BEGIN STORED DATA

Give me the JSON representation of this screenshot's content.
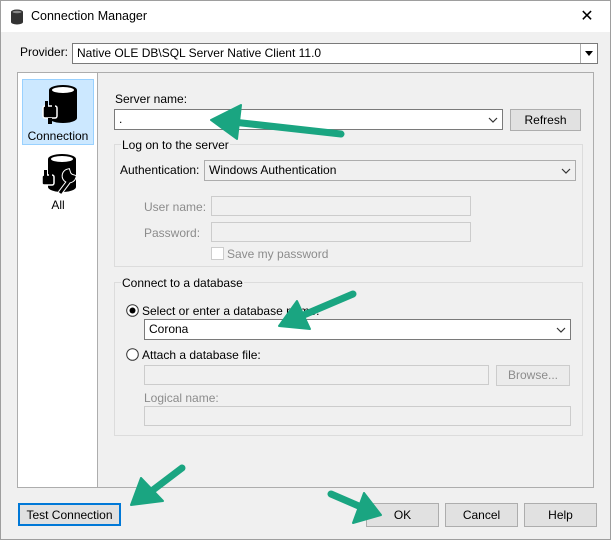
{
  "window": {
    "title": "Connection Manager",
    "close_glyph": "✕"
  },
  "provider": {
    "label": "Provider:",
    "value": "Native OLE DB\\SQL Server Native Client 11.0"
  },
  "nav": {
    "items": [
      {
        "label": "Connection",
        "icon": "database-plug-icon",
        "selected": true
      },
      {
        "label": "All",
        "icon": "database-wrench-icon",
        "selected": false
      }
    ]
  },
  "server": {
    "label": "Server name:",
    "value": ".",
    "refresh_label": "Refresh"
  },
  "logon": {
    "group_title": "Log on to the server",
    "auth_label": "Authentication:",
    "auth_value": "Windows Authentication",
    "username_label": "User name:",
    "password_label": "Password:",
    "save_password_label": "Save my password"
  },
  "database": {
    "group_title": "Connect to a database",
    "select_label": "Select or enter a database name:",
    "select_value": "Corona",
    "attach_label": "Attach a database file:",
    "browse_label": "Browse...",
    "logical_label": "Logical name:"
  },
  "footer": {
    "test_label": "Test Connection",
    "ok_label": "OK",
    "cancel_label": "Cancel",
    "help_label": "Help"
  },
  "colors": {
    "accent": "#0078d7",
    "arrow": "#1aa581",
    "selection": "#cce8ff"
  }
}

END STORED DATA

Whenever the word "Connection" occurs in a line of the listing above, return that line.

# ANSWER TO THE EXERCISE
    "title": "Connection Manager",
        "label": "Connection",
    "test_label": "Test Connection",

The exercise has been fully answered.